The role of sacred texts, or sutras, in protecting the environment is a very special part of Mongolian Buddhism - and is an important consideration for anyone wanting to work on environmental protection with faith bodies. After Buddhism became Mongolia’s state religion in the 13th century, Mongolian scholars codified and incorporated core components of ancient pre-Buddhist traditions into the new faith, embracing among other things the worship of natural sacred sites. So, of the 600 or more venerated mountains and sacred sites in Mongolia, at least 280 have their own associated sutras honoring the local environment. More might once have had such references, but the texts were most likely lost in the purges. These texts have helped preserve ancient ecological practices over the ages: some through describing rituals that would protect Mongolia from ecological dangers4; others through offering prayers to the nature spirits to bring blessings and purify past misdeeds that disrupt nature; others through inviting Buddhas and deities to clear obstacles such as natural disasters or incursions of evil; some asking for the increase of sacred animals such as the snow leopard; and finally some – critically for today’s ecological initiatives – describing taboos and outlining punishment. For example, in one area the sutra described how the local goddess would flood a village if the trees on the mountain were cut down. “The veneration of mountains is one of the most popular methods of traditional nature conservation among Mongolians. Mountain-sutras are not only religious books for ritual ceremonies, but they are also an invaluable repository of wisdom derived from Mongolian culture.”


The ancient and more recent laws closely echo the rules set down in Buddhism and ancient legends. Regulations dating back as far as Chinggis Khaan’s “Secret History of the Mongols” from 1240 safeguard animals and other forms of wildlife. By the 18th century, official protection was extended to sacred mountains and bodies of water. Laws forbade the pollution of land and rivers and protected animals from hunting during mating seasons. It is uncertain as to what extent these protective laws evolved from Buddhist legends and sutras or to what extent they preceded them and were then adapted. 

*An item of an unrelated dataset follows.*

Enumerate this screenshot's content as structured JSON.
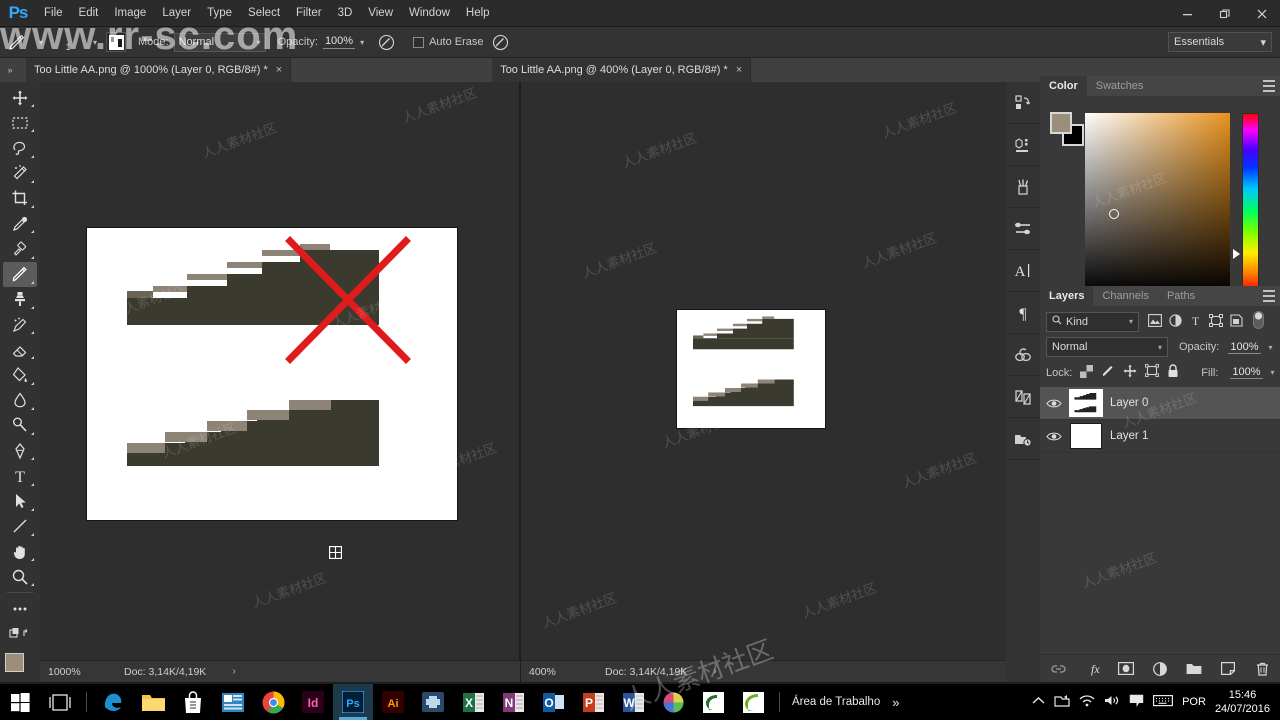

Both processes are plausible given the Mongols’ traditionally strong respect for the laws of both the state and the faith.7 There have been recent efforts to formalize the protection of natural sacred sites in Mongolia. In 1996, the Mongolian Ministry of Culture proposed three of the country’s 16 major and many other minor sacred mountains for inclusion in UNESCO’s World Heritage list. They include the Bogd Khaan Mountain near Ulaanbaatar – the world’s oldest official protected area, protected since 1778 when the Manchu Emperor of China passed a resolution to provide for official protection of the site, which also includes archaeological sites and cave paintings from some 3000 years ago. On the south side of the protected area, monks have begun the process of rebuilding the Manzushiri monastery, which dates from 1750. The other two mountains are the Burkhan Khaldun (designated as sacred by Chingis Khaan) which is located within the 1.2 million hectare Khan Khentii Strict Protected Area in the Khentii Aimag bordering Russia, and the 95,500-hectare Otgon Tenger mountain area in the center of the country, which was included in the laws of “Khalkh Juram” as a protected mountain, where logging and hunting were prohibited.

Source by A Handbook on Faiths, Environment, and Development, Mongolian Buddhists Protecting Nature